  • In the EU, moves are afoot to circumvent the Hungarian veto on aid to Ukraine by increasing borrowing and lending funds to Ukraine – a mechanism which Hungary cannot veto.
  • The funding shortage has renewed efforts to use USD 300bn of confiscated Russian assets to fund the Ukrainian war effort. Much of this money is currently held by European financial institutions.

Disrupting either or both of these efforts is likely to be a major strategic objective for Russia. At the very least, this means that Russian Intelligence apparatus, both cyber and conventional, will be collecting intelligence on these themes, including through targeting the financial sector. An additional possibility is cyber-enabled sabotage against key entities engaged in these funding mechanisms. We have already seen some targeting of the European Central Bank (ECB) and the European Bank of Reconstruction and Development (EBRD) from pro-Russian hacktivist groups, albeit ineffective due to the limited capability of the actors.

Concurrently, Ukraine has recently claimed responsibility for two cyber attacks, both of which have had some degree of systemic impact on the Russian financial system, as follows:

  • On 13 December, Ukraine’s Defence Intelligence Directorate (GUR) claimed responsibility for an attack on the Russian Federal Taxation Service (FTS), stating that the organisation’s central server as well as 2,300 regional servers had been wiped, along with back-ups.
  • On 27 December, the Ministry of Digital Transformation of Ukraine claimed that the IT Army of Ukraine (a hacktivist group co-ordinated by the Ukrainian state) had disrupted the operations of 1C-Rarus, a large Russian Enterprise Resource Planning (ERP) software provider. As 1C-Rarus is used in some accounting and payments systems, the attack is reported to have disrupted (for example) fuel payments at petrol stations and disrupted other business transactions.

The real-world impact of these attacks is far from clear, and it is possible, if not likely, that Ukraine is overstating their impact.
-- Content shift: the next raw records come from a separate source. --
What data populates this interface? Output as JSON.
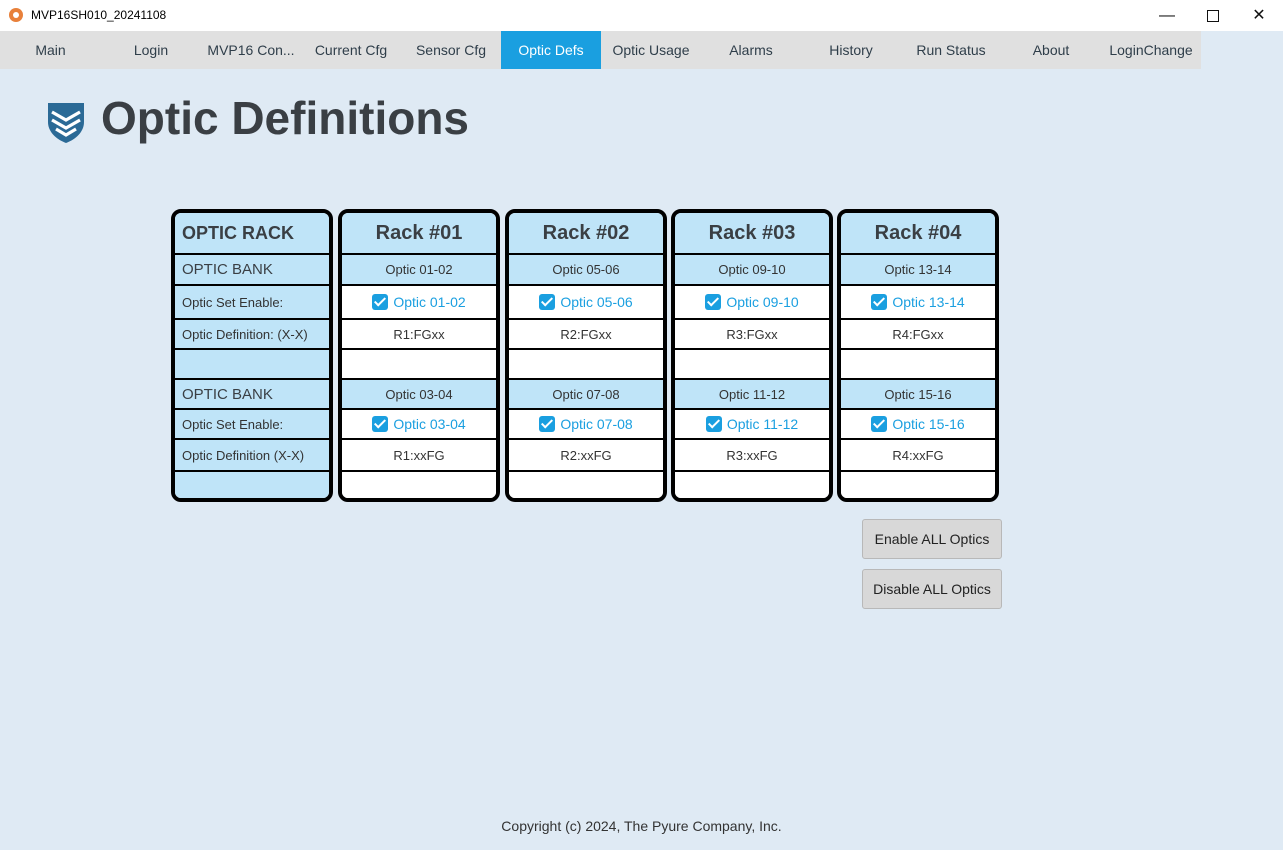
{
  "window": {
    "title": "MVP16SH010_20241108"
  },
  "tabs": [
    {
      "label": "Main"
    },
    {
      "label": "Login"
    },
    {
      "label": "MVP16 Con..."
    },
    {
      "label": "Current Cfg"
    },
    {
      "label": "Sensor Cfg"
    },
    {
      "label": "Optic Defs"
    },
    {
      "label": "Optic Usage"
    },
    {
      "label": "Alarms"
    },
    {
      "label": "History"
    },
    {
      "label": "Run Status"
    },
    {
      "label": "About"
    },
    {
      "label": "LoginChange"
    }
  ],
  "active_tab": "Optic Defs",
  "page": {
    "title": "Optic Definitions"
  },
  "labels": {
    "rack": "OPTIC RACK",
    "bank1": "OPTIC BANK",
    "enable1": "Optic Set Enable:",
    "def1": "Optic Definition: (X-X)",
    "bank2": "OPTIC BANK",
    "enable2": "Optic Set Enable:",
    "def2": "Optic Definition (X-X)"
  },
  "racks": [
    {
      "name": "Rack #01",
      "bank1": "Optic 01-02",
      "enable1": "Optic 01-02",
      "enable1_checked": true,
      "def1": "R1:FGxx",
      "bank2": "Optic 03-04",
      "enable2": "Optic 03-04",
      "enable2_checked": true,
      "def2": "R1:xxFG"
    },
    {
      "name": "Rack #02",
      "bank1": "Optic 05-06",
      "enable1": "Optic 05-06",
      "enable1_checked": true,
      "def1": "R2:FGxx",
      "bank2": "Optic 07-08",
      "enable2": "Optic 07-08",
      "enable2_checked": true,
      "def2": "R2:xxFG"
    },
    {
      "name": "Rack #03",
      "bank1": "Optic 09-10",
      "enable1": "Optic 09-10",
      "enable1_checked": true,
      "def1": "R3:FGxx",
      "bank2": "Optic 11-12",
      "enable2": "Optic 11-12",
      "enable2_checked": true,
      "def2": "R3:xxFG"
    },
    {
      "name": "Rack #04",
      "bank1": "Optic 13-14",
      "enable1": "Optic 13-14",
      "enable1_checked": true,
      "def1": "R4:FGxx",
      "bank2": "Optic 15-16",
      "enable2": "Optic 15-16",
      "enable2_checked": true,
      "def2": "R4:xxFG"
    }
  ],
  "buttons": {
    "enable_all": "Enable ALL Optics",
    "disable_all": "Disable ALL Optics"
  },
  "footer": {
    "copyright": "Copyright (c) 2024, The Pyure Company, Inc."
  },
  "colors": {
    "accent": "#1a9fe0",
    "cell_blue": "#bfe4f8",
    "background": "#dfeaf4"
  },
  "icons": {
    "app": "app-logo-icon",
    "brand": "shield-logo-icon",
    "checkbox": "checkbox-checked-icon"
  }
}
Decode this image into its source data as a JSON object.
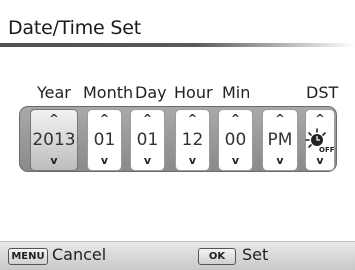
{
  "screen": {
    "title": "Date/Time Set"
  },
  "labels": {
    "year": "Year",
    "month": "Month",
    "day": "Day",
    "hour": "Hour",
    "min": "Min",
    "dst": "DST"
  },
  "fields": {
    "year": "2013",
    "month": "01",
    "day": "01",
    "hour": "12",
    "minute": "00",
    "ampm": "PM",
    "dst_icon": "dst-off-icon",
    "dst_icon_text": "OFF"
  },
  "arrows": {
    "up": "^",
    "down": "v"
  },
  "footer": {
    "menu_key": "MENU",
    "cancel_label": "Cancel",
    "ok_key": "OK",
    "set_label": "Set"
  },
  "colors": {
    "panel": "#999999",
    "selected_spinner": "#d0d0d0",
    "footer_bar": "#d6d6d6"
  }
}
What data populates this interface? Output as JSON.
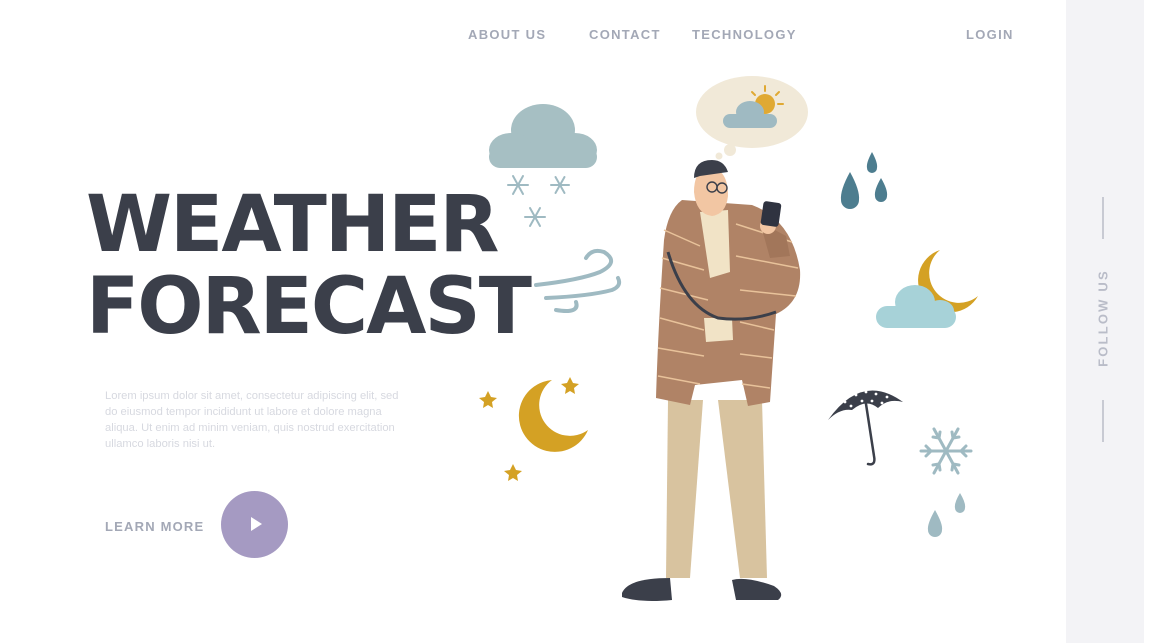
{
  "nav": {
    "about": "ABOUT US",
    "contact": "CONTACT",
    "technology": "TECHNOLOGY",
    "login": "LOGIN"
  },
  "hero": {
    "title_line_1": "WEATHER",
    "title_line_2": "FORECAST",
    "description": "Lorem ipsum dolor sit amet, consectetur adipiscing elit, sed do eiusmod tempor incididunt ut labore et dolore magna aliqua. Ut enim ad minim veniam, quis nostrud exercitation ullamco laboris nisi ut.",
    "learn_more": "LEARN MORE"
  },
  "sidebar": {
    "follow_us": "FOLLOW US"
  },
  "icons": [
    "snow-cloud-icon",
    "wind-icon",
    "moon-stars-icon",
    "thought-bubble-sun-cloud-icon",
    "raindrops-icon",
    "moon-cloud-icon",
    "umbrella-icon",
    "snowflake-icon",
    "play-icon"
  ],
  "colors": {
    "title": "#3b3f4a",
    "nav_text": "#a3a8b6",
    "play_button": "#a59ac2",
    "cloud": "#9fb9bf",
    "moon": "#d4a124",
    "jacket": "#b08366",
    "pants": "#d8c39f",
    "sidebar": "#f3f3f6"
  }
}
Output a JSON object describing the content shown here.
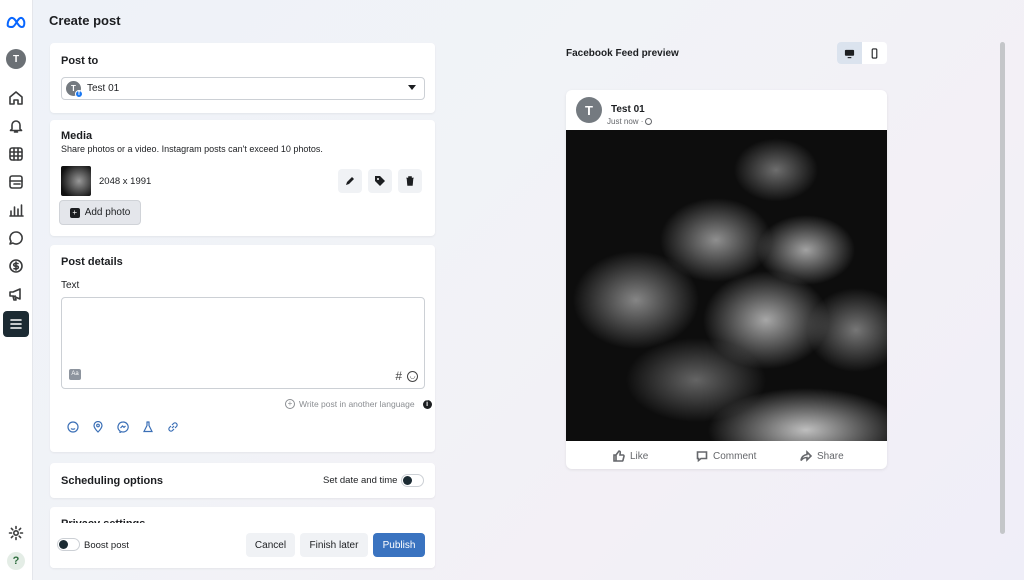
{
  "page": {
    "title": "Create post"
  },
  "rail": {
    "avatar_initial": "T"
  },
  "post_to": {
    "heading": "Post to",
    "account": "Test 01",
    "avatar_initial": "T"
  },
  "media": {
    "heading": "Media",
    "description": "Share photos or a video. Instagram posts can't exceed 10 photos.",
    "file_dims": "2048 x 1991",
    "add_photo": "Add photo"
  },
  "post_details": {
    "heading": "Post details",
    "text_label": "Text",
    "hashtag": "#",
    "translate_link": "Write post in another language"
  },
  "scheduling": {
    "heading": "Scheduling options",
    "set_date_label": "Set date and time"
  },
  "privacy": {
    "heading": "Privacy settings"
  },
  "footer": {
    "boost_label": "Boost post",
    "cancel": "Cancel",
    "finish_later": "Finish later",
    "publish": "Publish"
  },
  "preview": {
    "heading": "Facebook Feed preview",
    "author": "Test 01",
    "avatar_initial": "T",
    "timestamp": "Just now · ",
    "like": "Like",
    "comment": "Comment",
    "share": "Share"
  },
  "colors": {
    "primary": "#3a73c0",
    "page_bg": "#eef2f8",
    "dark": "#1c2b33"
  }
}
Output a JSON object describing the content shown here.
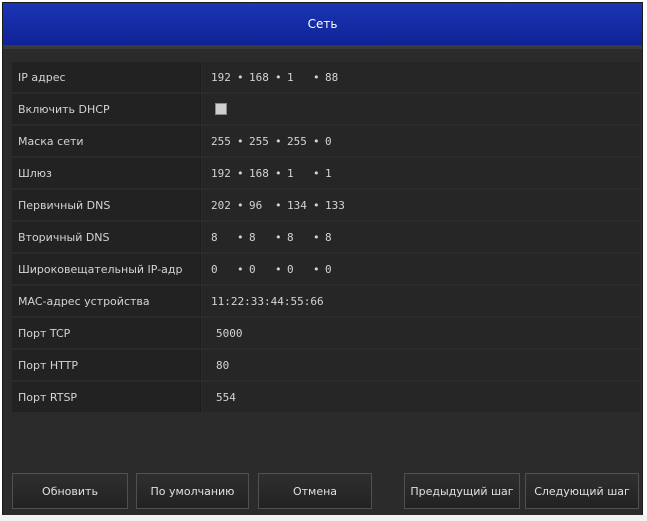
{
  "window": {
    "title": "Сеть"
  },
  "fields": [
    {
      "label": "IP адрес",
      "octets": [
        "192",
        "168",
        "1",
        "88"
      ]
    },
    {
      "label": "Включить DHCP",
      "checked": false
    },
    {
      "label": "Маска сети",
      "octets": [
        "255",
        "255",
        "255",
        "0"
      ]
    },
    {
      "label": "Шлюз",
      "octets": [
        "192",
        "168",
        "1",
        "1"
      ]
    },
    {
      "label": "Первичный DNS",
      "octets": [
        "202",
        "96",
        "134",
        "133"
      ]
    },
    {
      "label": "Вторичный DNS",
      "octets": [
        "8",
        "8",
        "8",
        "8"
      ]
    },
    {
      "label": "Широковещательный IP-адр",
      "octets": [
        "0",
        "0",
        "0",
        "0"
      ]
    },
    {
      "label": "MAC-адрес устройства",
      "value": "11:22:33:44:55:66"
    },
    {
      "label": "Порт TCP",
      "value": "5000"
    },
    {
      "label": "Порт HTTP",
      "value": "80"
    },
    {
      "label": "Порт RTSP",
      "value": "554"
    }
  ],
  "buttons": {
    "refresh": "Обновить",
    "default": "По умолчанию",
    "cancel": "Отмена",
    "prev": "Предыдущий шаг",
    "next": "Следующий шаг"
  }
}
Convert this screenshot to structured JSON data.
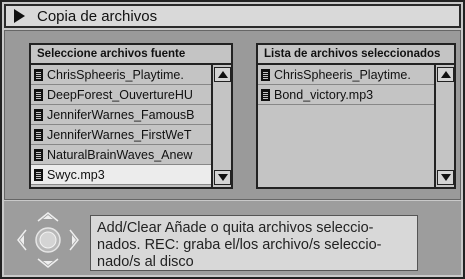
{
  "header": {
    "title": "Copia de archivos"
  },
  "source_panel": {
    "title": "Seleccione archivos fuente",
    "items": [
      "ChrisSpheeris_Playtime.",
      "DeepForest_OuvertureHU",
      "JenniferWarnes_FamousB",
      "JenniferWarnes_FirstWeT",
      "NaturalBrainWaves_Anew",
      "Swyc.mp3"
    ],
    "selected_item": "Swyc.mp3"
  },
  "selected_panel": {
    "title": "Lista de archivos seleccionados",
    "items": [
      "ChrisSpheeris_Playtime.",
      "Bond_victory.mp3"
    ]
  },
  "help": {
    "text": "Add/Clear  Añade o quita archivos seleccio-nados. REC: graba el/los archivo/s seleccio-nado/s al disco"
  },
  "colors": {
    "background": "#c9c9c9",
    "main_area": "#9a9a9a",
    "panel": "#c4c4c4",
    "selected_row": "#ececec"
  }
}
They are, however, clear acts of cyber enabled sabotage, undertaken as part of an asymmetric warfare campaign, likely designed to inflict systemic damage on Russia’s financial system. Whilst cyber sabotage as part of asymmetric warfare is not new, the Ukrainian state’s ‘self-attribution’ of these attacks is likely unprecedented.

The question as to whether these attacks ‘lower the threshold’ for targeting of financial infrastructure as part of asymmetric warfare is very much open to question. On the one hand, Russia has not previously needed any encouragement to engage in cyber-enabled sabotage – the targeting of the Georgian Power Grid in 2015, for example – albeit under a thin pretext of deniability. On the other hand, Russia can now point to these overt acts, and claim that any similar action that it undertakes is justified retaliation. Given the context around EU and US financial support for Ukraine, it is plausible that Western financial institutions could be targeted in this way.

The two factors above (likely increase in Russian focus on Western financial entities and a lowering of the threshold for cyber-enabled sabotage against financial targets) would suggest some degree in increase in threat. There are, however, some factors which go some way to mitigating this threat. The most significant factor is an assessed reluctance by Russia to escalate in this way, at this time. A systemically significant attack on financial infrastructure outside of the Ukraine would be a major escalation, even in light of the Ukrainian attacks. Given questions around the long-term funding for Ukraine, such a move is unlikely to be in Russia’s strategic interests at the moment.

Therefore – as ever – the threat landscape remains nuanced, and – for the time being – SecAlliance’s evaluation of the threat of cyber-enabled sabotage targeting the European financial sector remains unchanged at ‘Elevated’. Close monitoring and constant re-evaluation of our assessment continues.